When David Sotelo graduated from UC Santa Cruz in 1983 (Merrill, politics) he was older than most undergrads, married, and the father of two small boys.
It may have been a test for the East Los Angeles native to balance studies in political theory with raising a young family while also working but it was consistent with a desire to challenge himself.
Today, Sotelo is a Los Angeles County Superior Court Judge, appointed in 2002 by Gov. Gray Davis and reelected in 2010. And he's winner of the 2013 Distinguished Social Sciences Alumni Award at UCSC.
The award is presented each year to a Social Sciences graduate whose career is characterized by sustained and exemplary contributions to society through research, practice, education, policy, or service. It will be presented Friday afternoon at a reception at the Seymour Center at Long Marine Lab in conjunction with Alumni Reunion Weekend.
"David was a great inspiration to me during our undergraduate days," wrote David Korduner (Merrill, '85, politics) in nominating Sotelo. "He was thoughtful and wise, generous and kind, humble and hard working. He was the kind of person that I could only hope to become,"
"It was a great experience," Sotelo recalls of his UCSC days. "I was older, a parent, and a homeowner. Most of my fellow students were considerably younger, a few clearly attempting to discover a 'counter-culture' experience their parents may have had."
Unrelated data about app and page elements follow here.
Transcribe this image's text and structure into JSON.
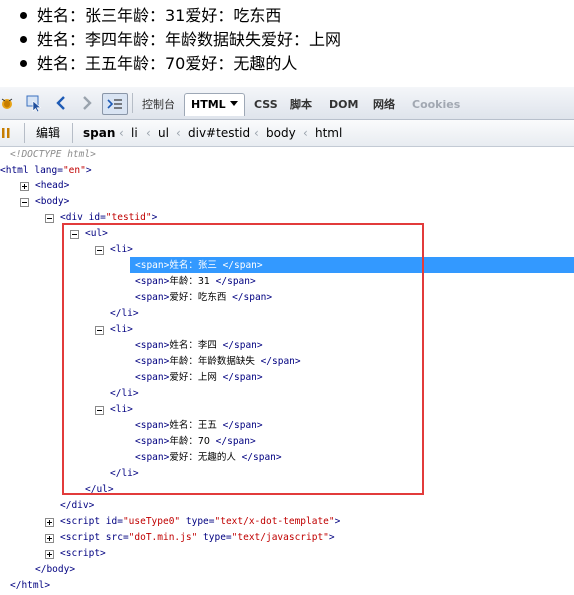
{
  "page_list": [
    "姓名：张三年龄：31爱好：吃东西",
    "姓名：李四年龄：年龄数据缺失爱好：上网",
    "姓名：王五年龄：70爱好：无趣的人"
  ],
  "toolbar": {
    "tabs": [
      "控制台",
      "HTML",
      "CSS",
      "脚本",
      "DOM",
      "网络",
      "Cookies"
    ],
    "edit_label": "编辑",
    "breadcrumb": [
      "span",
      "li",
      "ul",
      "div#testid",
      "body",
      "html"
    ]
  },
  "tree": {
    "doctype": "<!DOCTYPE html>",
    "html_open": "<html",
    "html_attr_name": "lang=",
    "html_attr_value": "\"en\"",
    "html_close_bracket": ">",
    "head": "<head>",
    "body_open": "<body>",
    "div_open": "<div",
    "div_attr_name": "id=",
    "div_attr_value": "\"testid\"",
    "div_close_bracket": ">",
    "ul_open": "<ul>",
    "li_open": "<li>",
    "li_close": "</li>",
    "ul_close": "</ul>",
    "div_close": "</div>",
    "span_open": "<span>",
    "span_close": "</span>",
    "items": [
      {
        "name": "姓名：张三",
        "age": "年龄：31",
        "hobby": "爱好：吃东西"
      },
      {
        "name": "姓名：李四",
        "age": "年龄：年龄数据缺失",
        "hobby": "爱好：上网"
      },
      {
        "name": "姓名：王五",
        "age": "年龄：70",
        "hobby": "爱好：无趣的人"
      }
    ],
    "script1_attrs": [
      {
        "name": "id=",
        "value": "\"useType0\""
      },
      {
        "name": "type=",
        "value": "\"text/x-dot-template\""
      }
    ],
    "script2_attrs": [
      {
        "name": "src=",
        "value": "\"doT.min.js\""
      },
      {
        "name": "type=",
        "value": "\"text/javascript\""
      }
    ],
    "script_open": "<script",
    "script_bare": "<script>",
    "close_bracket": ">",
    "body_close": "</body>",
    "html_close": "</html>"
  }
}
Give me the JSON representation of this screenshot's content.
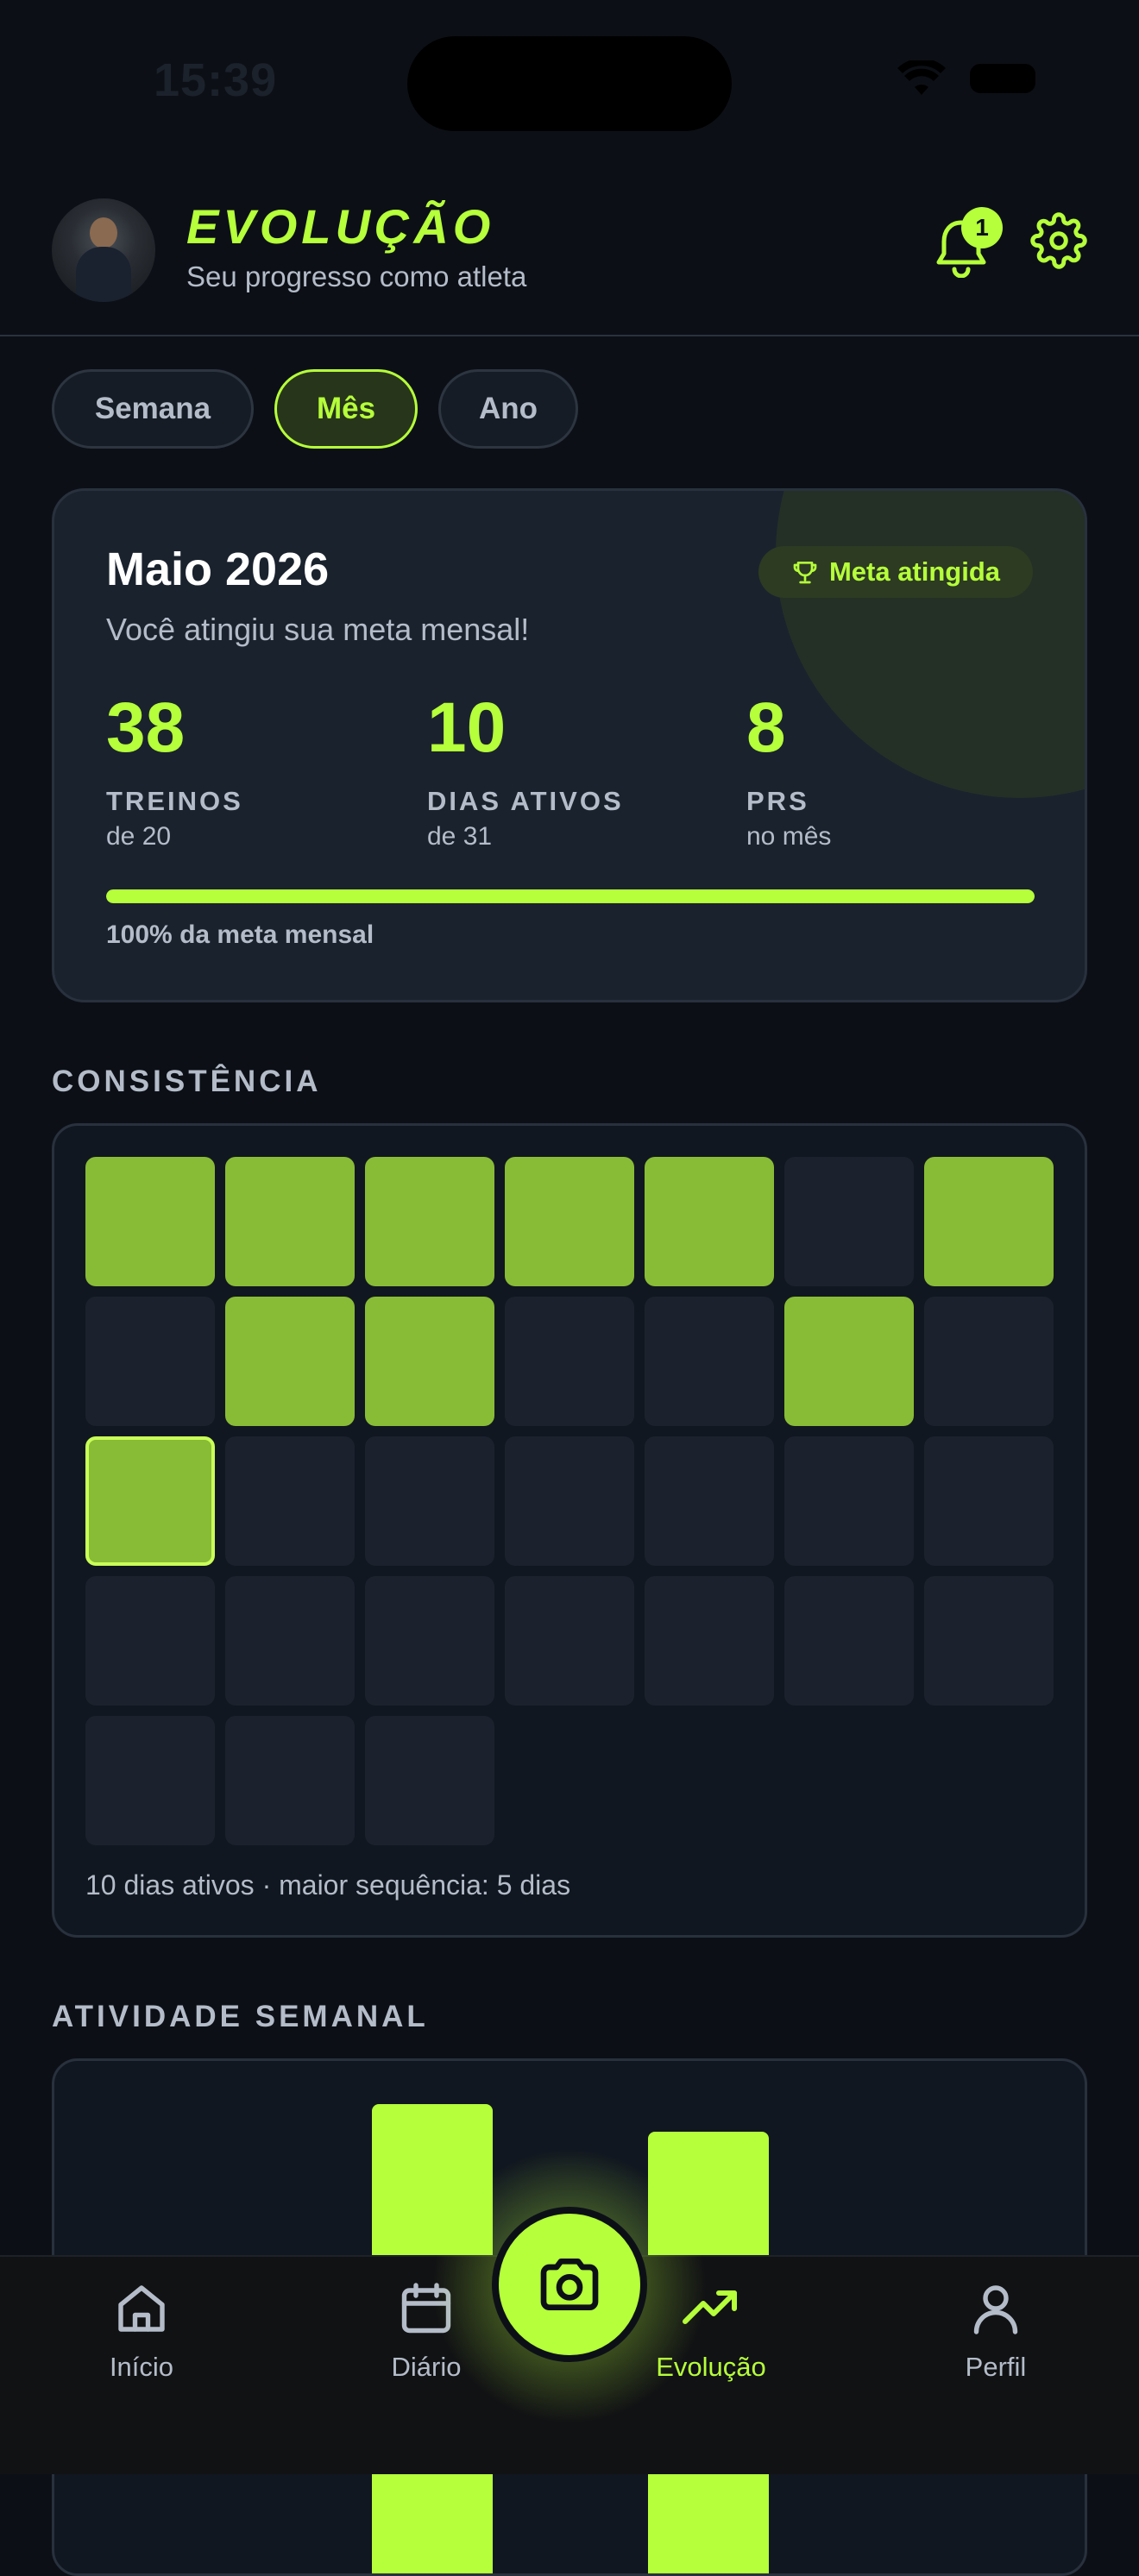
{
  "status_bar": {
    "time": "15:39"
  },
  "header": {
    "title": "EVOLUÇÃO",
    "subtitle": "Seu progresso como atleta",
    "notification_count": "1"
  },
  "period_tabs": [
    {
      "label": "Semana",
      "active": false
    },
    {
      "label": "Mês",
      "active": true
    },
    {
      "label": "Ano",
      "active": false
    }
  ],
  "summary": {
    "title": "Maio 2026",
    "message": "Você atingiu sua meta mensal!",
    "badge": "Meta atingida",
    "stats": [
      {
        "value": "38",
        "label": "TREINOS",
        "sub": "de 20"
      },
      {
        "value": "10",
        "label": "DIAS ATIVOS",
        "sub": "de 31"
      },
      {
        "value": "8",
        "label": "PRS",
        "sub": "no mês"
      }
    ],
    "progress_fraction": 1.0,
    "progress_label": "100% da meta mensal"
  },
  "consistency": {
    "section_title": "CONSISTÊNCIA",
    "days": [
      {
        "active": true
      },
      {
        "active": true
      },
      {
        "active": true
      },
      {
        "active": true
      },
      {
        "active": true
      },
      {
        "active": false
      },
      {
        "active": true
      },
      {
        "active": false
      },
      {
        "active": true
      },
      {
        "active": true
      },
      {
        "active": false
      },
      {
        "active": false
      },
      {
        "active": true
      },
      {
        "active": false
      },
      {
        "active": true,
        "today": true
      },
      {
        "active": false
      },
      {
        "active": false
      },
      {
        "active": false
      },
      {
        "active": false
      },
      {
        "active": false
      },
      {
        "active": false
      },
      {
        "active": false
      },
      {
        "active": false
      },
      {
        "active": false
      },
      {
        "active": false
      },
      {
        "active": false
      },
      {
        "active": false
      },
      {
        "active": false
      },
      {
        "active": false
      },
      {
        "active": false
      },
      {
        "active": false
      }
    ],
    "caption": "10 dias ativos · maior sequência: 5 dias"
  },
  "weekly": {
    "section_title": "ATIVIDADE SEMANAL"
  },
  "bottom_nav": [
    {
      "label": "Início",
      "icon": "home-icon",
      "active": false
    },
    {
      "label": "Diário",
      "icon": "calendar-icon",
      "active": false
    },
    {
      "label": "Evolução",
      "icon": "trending-up-icon",
      "active": true
    },
    {
      "label": "Perfil",
      "icon": "user-icon",
      "active": false
    }
  ],
  "colors": {
    "accent": "#b6ff3b",
    "background": "#0c1016",
    "card": "#1a222e",
    "active_day": "#88bc36",
    "inactive_day": "#1c222d"
  }
}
He remembers his classmates as "fun people asking important questions, not going to college just to get a job."
Sotelo said he chose UCSC while still in Balboa High School in San Francisco. Though born in Los Angeles, the son of a Baptist minister, his family moved to San Francisco when he was 10, living in the Mission and Excelsior districts.
It was the early 1970s and he was in the school library. "I saw a Santa Cruz catalog, saw a photo of students living in a teepee and said 'That's were I want to go.'"
His path to Santa Cruz was a circuitous one when his plans changed and he wanted to attend art school that included a scholarship. That morphed into a year at California Baptist University in Riverside after his father insisted he go to a Baptist college instead.
The next summer, back in San Francisco, he met a young woman he'd known in fifth grade. They married, she attended San Francisco State – carrying their newly born first son on stage when she received her degree – then graduate school at San Jose State. Sotelo put school on hold and started waiting tables to support the family.
His wife, Margaret Leal-Sotelo, later got a lecturer's job at Cabrillo College, and the family moved to Felton. (Today, she is an assistant provost in the UCLA's executive vice chancellor's office.)
In the early '80s, Sotelo went back to school, taking summer classes at UCSC, son number two was born, and he got a job waiting tables at Deer Park Tavern.
When he graduated he had thoughts of pursuing a Ph.D. in the history of consciousness. His wife sat him down: "'How many waiters have Ph.D's?'" she asked, and he opted for UCLA law school.
Love for criminal law
"I fell in love with criminal law," he said. "It's applied philosophy – how we live together – and politics all wrapped in one."
His first job out of law school was in a Beverly Hills law office. Two years later he wanted to apply to the public defender's office so he could defend poor people accused of crimes. Then a law school professor told him that as a new attorney "you will make a mistake, everyone does. Who should pay for your mistakes? Your client sitting next to you?"
"I thought I should challenge myself," he said, and also applied to the district attorney's office.
Both offices offered him a job. Both offices were in the same building but on different floors. "The question was, on that Monday, at 8:30 in the morning, which floor do I go to?"
"I challenged myself – and got off on the prosecutors' floor."
Sotelo said his years as a prosecutor opened his eyes. "All the victims looked like my people," he said. "I'd tell my friends, 'I am a civil rights attorney.' I am representing poor people."
In the aftermath of the Rodney King beating, Sotelo was recruited to be part of a team prosecuting police and government officials accused of abuse or other criminal activity. It wasn't long before "I knew I had to do something else" and he received an appointment as a Court Commissioner in East L.A.
Successful drug court
As a Court Commissioner he was challenged to help start a non-adversarial drug court in East L.A. It's a cooperative approach for hard-core addicts in which the district attorney, public defender, judge, and a contract vendor work as a team to help addicts keep themselves clean. Daily drug tests are part of the program along with counseling.
Of 17 drug courts in Los Angeles County, Sotelo says his was the most successful. "I felt like I was back in my dad's church, guys who graduated would cry."
Ten years ago, after his appointment to the superior court, he helped start a teen court at a Los Angeles high school. That work, challenging teens to examine their behavior, continues today.
In addition to presiding over criminal trials, Sotelo is also working with the Museum of Tolerance to hold teen courts on issues of intolerance. In the program called SHADES (Stopping Hate and Delinquency by Empowering Students), teens take testimony from victims and suspects and pass sentences.
"It's a variation of teen court," he said, "our focus is on bullying."